Also, there are nuclear newcomers which gave up their ambitions following the Fukushima disaster. “As a rule, these were either countries which planned to develop nuclear energy from scratch or whose plans were unrealistic in the first place, like Bahrain, Venezuela, Kuwait, some countries of Southeast Asia,” Khlopkov said.
Still, 45 out of the 60 countries which planned to develop nuclear power before the Fukushima disaster continue to consider it an option for meeting their energy needs in the future. Some countries can be regarded as the leaders of this group, like United Arab Emirates, which is constructing four reactors at the Barakah nuclear power plant and expected to get the first criticality of the first of the Unit 1 in 2017, or Belarus, which has begun construction at the site of the Ostrovets nuclear power plant. Statistics say that nuclear industry has been able to deal efficiently with the crisis of trust, which began after the Fukushima disaster, the expert believes.
Today, nuclear power accounts for 11% of the total electricity generation in the world with 30 countries operating nuclear power plants.

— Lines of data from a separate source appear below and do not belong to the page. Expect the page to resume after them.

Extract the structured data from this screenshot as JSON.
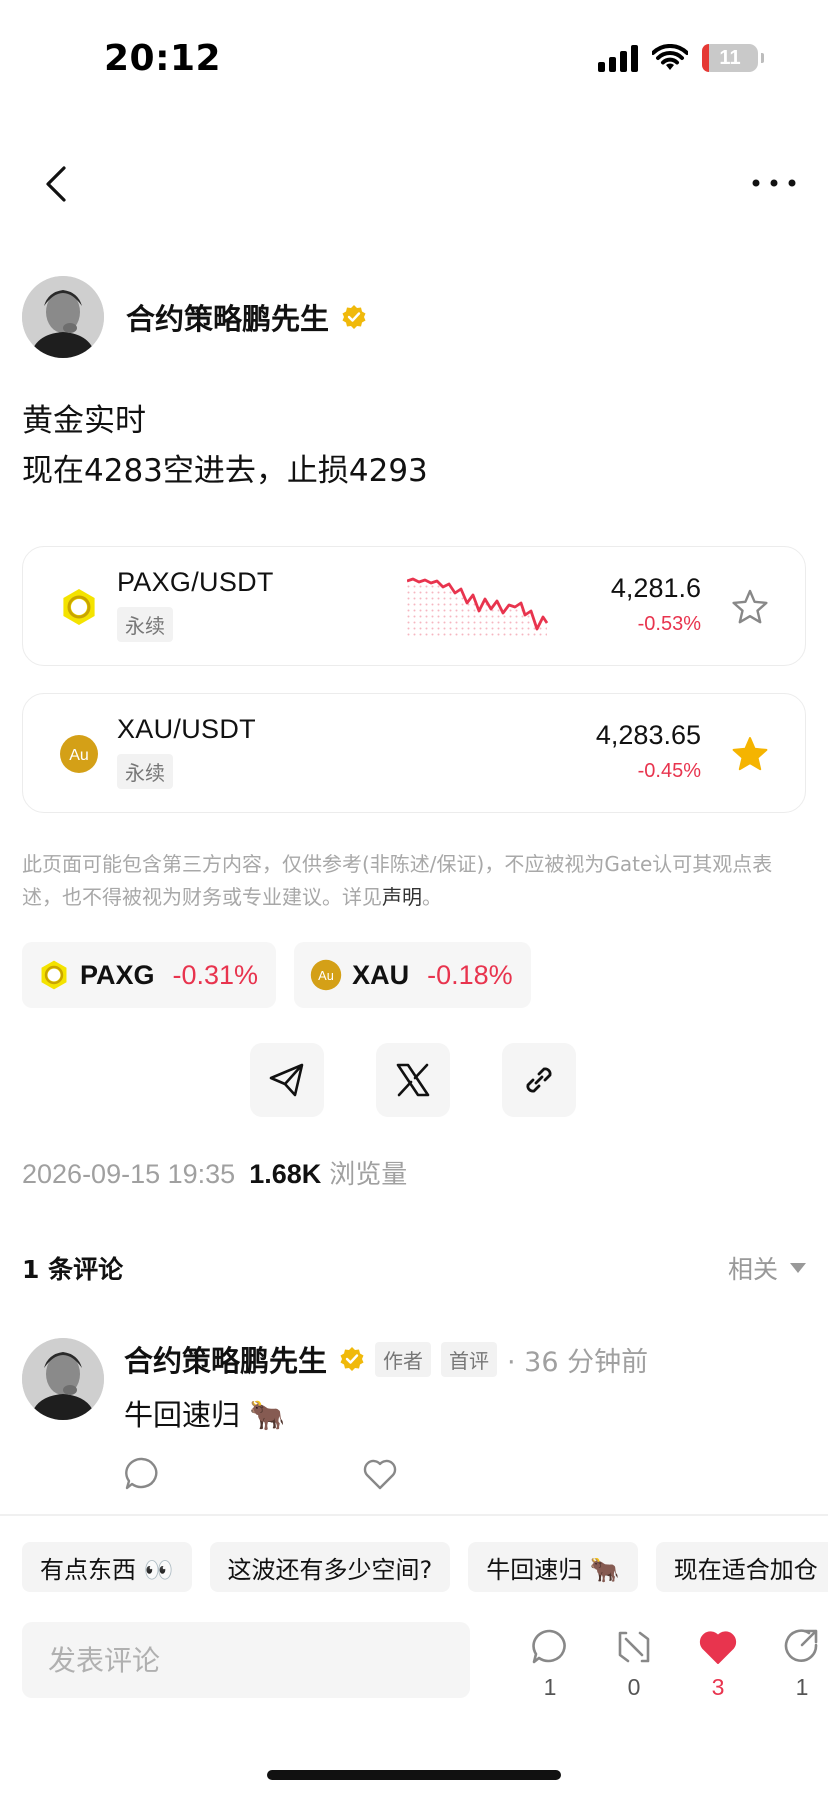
{
  "status_bar": {
    "time": "20:12",
    "battery": "11"
  },
  "nav": {
    "back_icon": "chevron-left-icon",
    "more_icon": "ellipsis-icon"
  },
  "post": {
    "author": "合约策略鹏先生",
    "lines": [
      "黄金实时",
      "现在4283空进去，止损4293"
    ]
  },
  "markets": [
    {
      "pair": "PAXG/USDT",
      "tag": "永续",
      "price": "4,281.6",
      "change": "-0.53%",
      "favorited": false,
      "icon": "paxg-coin-icon"
    },
    {
      "pair": "XAU/USDT",
      "tag": "永续",
      "price": "4,283.65",
      "change": "-0.45%",
      "favorited": true,
      "icon": "xau-coin-icon",
      "icon_text": "Au"
    }
  ],
  "disclaimer": {
    "text": "此页面可能包含第三方内容，仅供参考(非陈述/保证)，不应被视为Gate认可其观点表述，也不得被视为财务或专业建议。详见",
    "link": "声明",
    "end": "。"
  },
  "chips": [
    {
      "symbol": "PAXG",
      "change": "-0.31%"
    },
    {
      "symbol": "XAU",
      "change": "-0.18%",
      "icon_text": "Au"
    }
  ],
  "share": [
    "telegram-icon",
    "x-icon",
    "link-icon"
  ],
  "meta": {
    "datetime": "2026-09-15 19:35",
    "views": "1.68K",
    "views_label": "浏览量"
  },
  "comments": {
    "count_label": "1 条评论",
    "sort_label": "相关",
    "items": [
      {
        "author": "合约策略鹏先生",
        "badge_author": "作者",
        "badge_first": "首评",
        "time": "· 36 分钟前",
        "text": "牛回速归 🐂"
      }
    ]
  },
  "quick_replies": [
    "有点东西 👀",
    "这波还有多少空间?",
    "牛回速归 🐂",
    "现在适合加仓"
  ],
  "composer": {
    "placeholder": "发表评论"
  },
  "actions": {
    "comments": "1",
    "reposts": "0",
    "likes": "3",
    "shares": "1"
  },
  "colors": {
    "down": "#e8344e",
    "gold": "#f5b400",
    "verified": "#f0b90b"
  }
}
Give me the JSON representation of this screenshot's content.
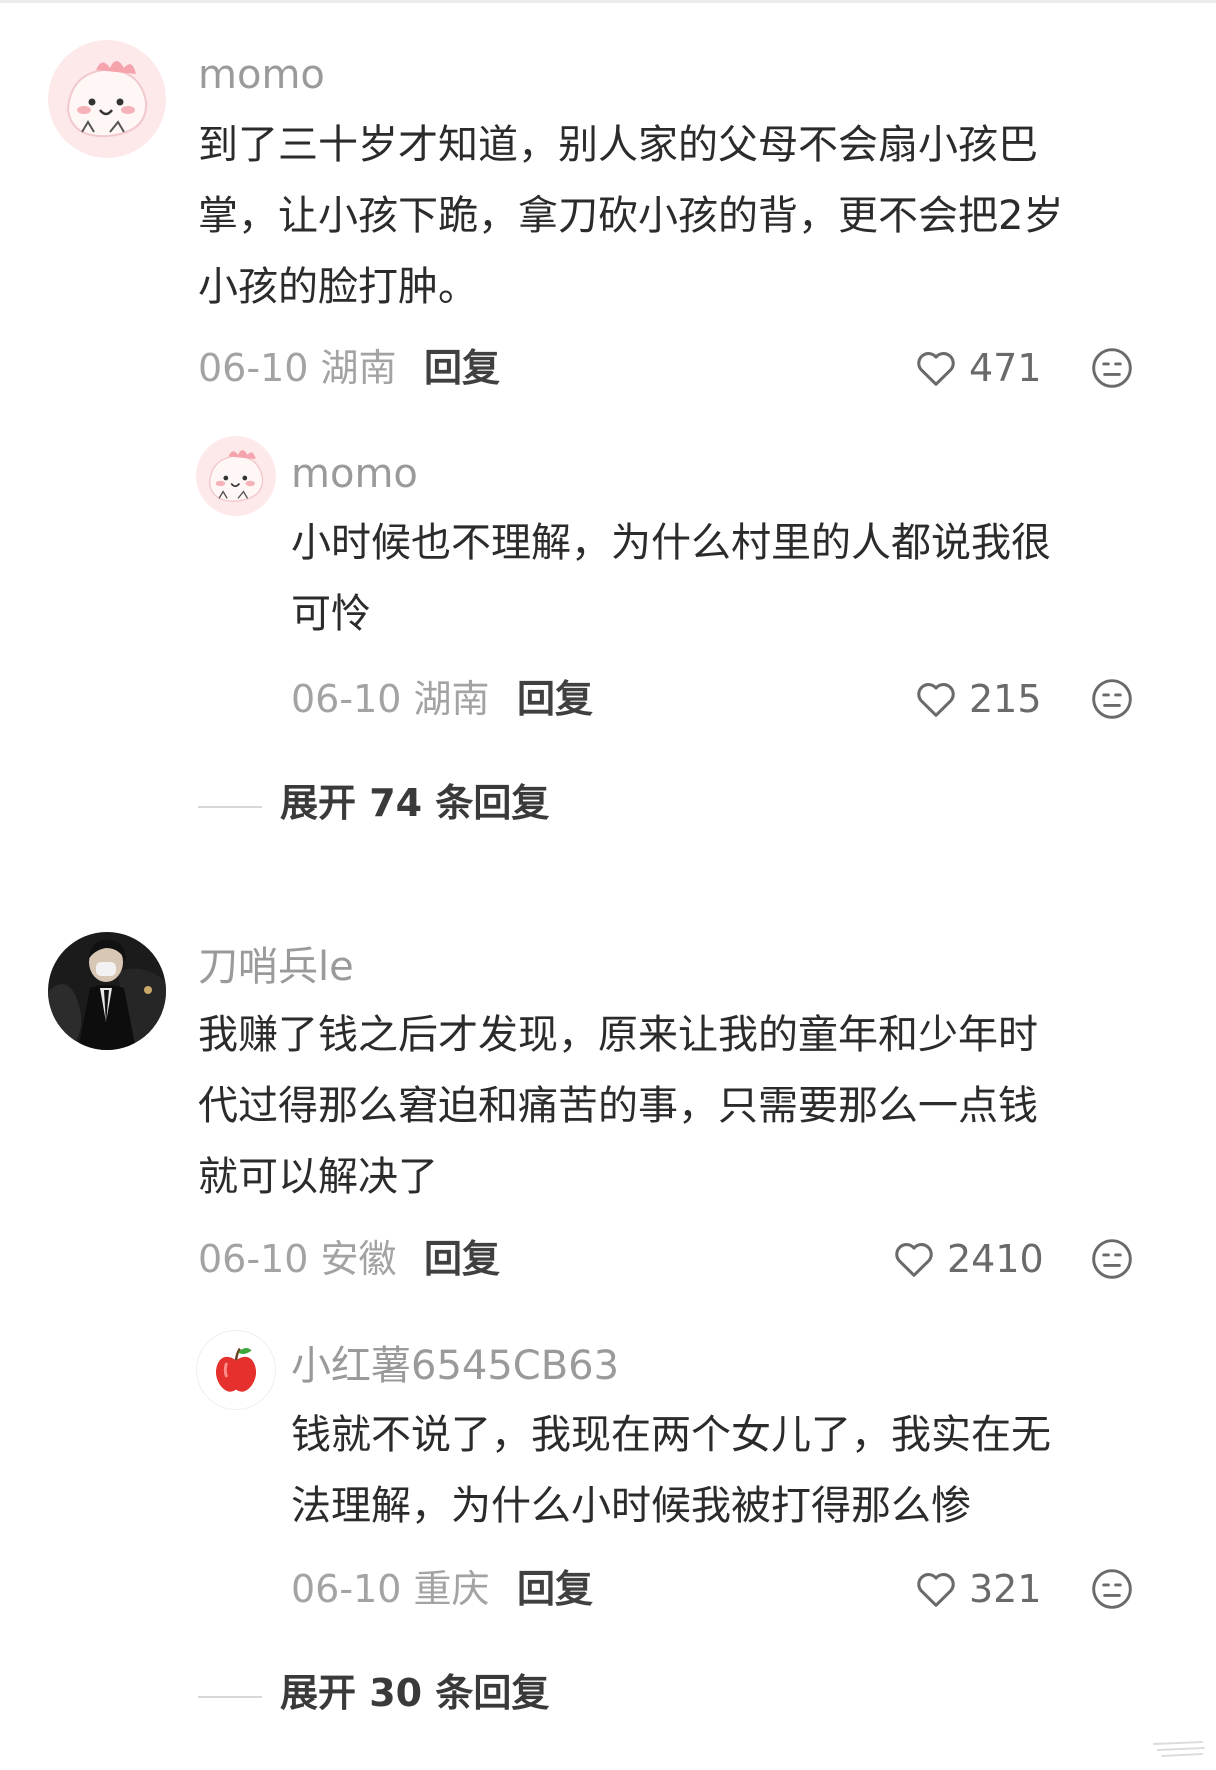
{
  "threads": [
    {
      "comment": {
        "username": "momo",
        "lines": [
          "到了三十岁才知道，别人家的父母不会扇小孩巴",
          "掌，让小孩下跪，拿刀砍小孩的背，更不会把2岁",
          "小孩的脸打肿。"
        ],
        "date": "06-10",
        "location": "湖南",
        "reply_label": "回复",
        "likes": "471"
      },
      "reply": {
        "username": "momo",
        "lines": [
          "小时候也不理解，为什么村里的人都说我很",
          "可怜"
        ],
        "date": "06-10",
        "location": "湖南",
        "reply_label": "回复",
        "likes": "215"
      },
      "expand_label": "展开 74 条回复"
    },
    {
      "comment": {
        "username": "刀哨兵le",
        "lines": [
          "我赚了钱之后才发现，原来让我的童年和少年时",
          "代过得那么窘迫和痛苦的事，只需要那么一点钱",
          "就可以解决了"
        ],
        "date": "06-10",
        "location": "安徽",
        "reply_label": "回复",
        "likes": "2410"
      },
      "reply": {
        "username": "小红薯6545CB63",
        "lines": [
          "钱就不说了，我现在两个女儿了，我实在无",
          "法理解，为什么小时候我被打得那么惨"
        ],
        "date": "06-10",
        "location": "重庆",
        "reply_label": "回复",
        "likes": "321"
      },
      "expand_label": "展开 30 条回复"
    }
  ],
  "colors": {
    "username": "#9a9a9a",
    "body_text": "#2b2b2b",
    "meta": "#a3a3a3",
    "divider": "#d8d8d8"
  },
  "icons": [
    "heart-icon",
    "dislike-face-icon",
    "pink-dinosaur-avatar",
    "person-photo-avatar",
    "apple-avatar"
  ]
}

Khlopkov stressed that Asia replaced Europe and North America as the major proponents of nuclear power development, although this happened before the Fukushima accident. “Suffice it to say that ten new reactors were put in operation in 2015 worldwide, including eight in China, one in South Korea, and one in Russia. There is a visible Asian vector, but it is no way related to Fukushima,” director of the Center for Energy and Security Studies said.
According to Khlopkov, the biggest challenge to the nuclear industry today is competitive pressure from cheap carbohydrates. “It is more and more difficult for it to compete with fossil-fuel generation using gas and various oil products. It means that the major nuclear countries should work to find solutions,” Khlopkov said.
Another large-scale task in the nuclear power sphere is decommissioning of old reactors. “More than half of reactors operated in the world are older than 30 years. Therefore, reactors will be decommissioned massively in the coming ten years, which will create a significant financial and technological pressure on the industry,” the expert said.
Khlopkov believes concerns about climate change and interest to develop clean energy can revive interest in nuclear power. “Since nuclear power is a clean energy source if operated accident-free, this can spark new interest in it in the near future,” he said.
According to Khlopkov, although nuclear industry managed to recover in a relatively short time span, it is crucial to learn from the Fukushima experience. “Lessons must be drawn. Incidentally, this opens a window of opportunities for cooperation between Russia and other key global nuclear technologies holders. It is quite clear that all countries investing in nuclear technologies are interested in increasing safety in the industry,” the expert concluded.